Your instructions:
Across the following data, state how many lines include the word "this". Provide the number alone.

Records shown:
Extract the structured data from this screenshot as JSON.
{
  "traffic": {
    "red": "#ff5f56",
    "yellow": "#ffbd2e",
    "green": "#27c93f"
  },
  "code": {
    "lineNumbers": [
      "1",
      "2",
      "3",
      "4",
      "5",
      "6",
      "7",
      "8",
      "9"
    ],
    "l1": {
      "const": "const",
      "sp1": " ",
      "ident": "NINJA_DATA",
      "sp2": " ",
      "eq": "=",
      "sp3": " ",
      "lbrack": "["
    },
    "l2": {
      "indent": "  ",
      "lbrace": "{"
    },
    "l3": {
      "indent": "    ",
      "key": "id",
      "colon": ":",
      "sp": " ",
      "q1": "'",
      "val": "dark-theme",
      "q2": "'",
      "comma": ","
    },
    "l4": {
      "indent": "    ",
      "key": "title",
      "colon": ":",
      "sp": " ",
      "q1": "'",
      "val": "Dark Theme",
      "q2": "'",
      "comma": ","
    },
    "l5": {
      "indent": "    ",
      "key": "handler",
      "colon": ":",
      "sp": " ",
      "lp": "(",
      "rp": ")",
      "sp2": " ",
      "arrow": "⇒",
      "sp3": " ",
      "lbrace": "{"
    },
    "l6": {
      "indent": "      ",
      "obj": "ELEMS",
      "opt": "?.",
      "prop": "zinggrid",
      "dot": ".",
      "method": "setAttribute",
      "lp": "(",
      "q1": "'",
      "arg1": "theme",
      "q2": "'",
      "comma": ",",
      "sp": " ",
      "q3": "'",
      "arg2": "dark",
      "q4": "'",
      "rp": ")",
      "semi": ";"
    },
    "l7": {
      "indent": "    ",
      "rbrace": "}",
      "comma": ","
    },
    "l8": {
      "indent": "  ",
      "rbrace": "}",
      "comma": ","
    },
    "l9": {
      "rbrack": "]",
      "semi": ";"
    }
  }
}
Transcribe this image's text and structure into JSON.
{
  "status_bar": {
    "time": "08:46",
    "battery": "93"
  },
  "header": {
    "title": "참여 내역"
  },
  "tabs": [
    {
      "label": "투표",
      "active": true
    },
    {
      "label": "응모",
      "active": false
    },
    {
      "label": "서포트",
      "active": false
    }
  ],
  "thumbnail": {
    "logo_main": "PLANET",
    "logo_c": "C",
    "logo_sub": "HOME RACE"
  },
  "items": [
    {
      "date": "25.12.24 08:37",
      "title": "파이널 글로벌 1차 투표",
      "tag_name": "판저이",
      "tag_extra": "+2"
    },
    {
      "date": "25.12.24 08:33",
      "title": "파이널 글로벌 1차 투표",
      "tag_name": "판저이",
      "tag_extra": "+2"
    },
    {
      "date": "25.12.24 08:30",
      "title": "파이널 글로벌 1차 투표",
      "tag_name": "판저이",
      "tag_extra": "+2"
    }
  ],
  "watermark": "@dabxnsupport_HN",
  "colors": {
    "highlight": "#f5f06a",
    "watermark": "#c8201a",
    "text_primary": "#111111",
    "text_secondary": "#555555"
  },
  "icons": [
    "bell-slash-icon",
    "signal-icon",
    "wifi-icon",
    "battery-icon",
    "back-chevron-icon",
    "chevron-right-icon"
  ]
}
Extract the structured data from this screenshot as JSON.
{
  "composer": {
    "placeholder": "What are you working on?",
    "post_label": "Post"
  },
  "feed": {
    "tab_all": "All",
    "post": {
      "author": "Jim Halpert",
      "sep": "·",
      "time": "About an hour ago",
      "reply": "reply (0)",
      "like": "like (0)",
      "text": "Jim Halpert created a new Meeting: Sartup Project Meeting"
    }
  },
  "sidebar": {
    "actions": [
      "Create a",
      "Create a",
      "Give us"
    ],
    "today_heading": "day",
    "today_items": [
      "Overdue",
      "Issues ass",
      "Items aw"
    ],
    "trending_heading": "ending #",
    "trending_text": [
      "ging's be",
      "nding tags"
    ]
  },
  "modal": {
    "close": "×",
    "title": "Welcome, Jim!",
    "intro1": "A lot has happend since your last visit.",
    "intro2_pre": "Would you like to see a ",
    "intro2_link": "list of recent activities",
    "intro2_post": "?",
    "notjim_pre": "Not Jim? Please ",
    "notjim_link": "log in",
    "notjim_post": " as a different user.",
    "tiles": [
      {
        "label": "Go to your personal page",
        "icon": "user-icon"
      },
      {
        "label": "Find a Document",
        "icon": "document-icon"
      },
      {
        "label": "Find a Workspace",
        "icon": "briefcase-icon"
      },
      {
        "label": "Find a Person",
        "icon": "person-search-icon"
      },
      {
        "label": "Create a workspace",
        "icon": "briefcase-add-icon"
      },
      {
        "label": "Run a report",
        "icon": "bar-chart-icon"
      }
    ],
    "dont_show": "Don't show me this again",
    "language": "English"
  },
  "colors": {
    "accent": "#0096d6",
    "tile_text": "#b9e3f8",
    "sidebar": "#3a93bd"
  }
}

Answer space:
4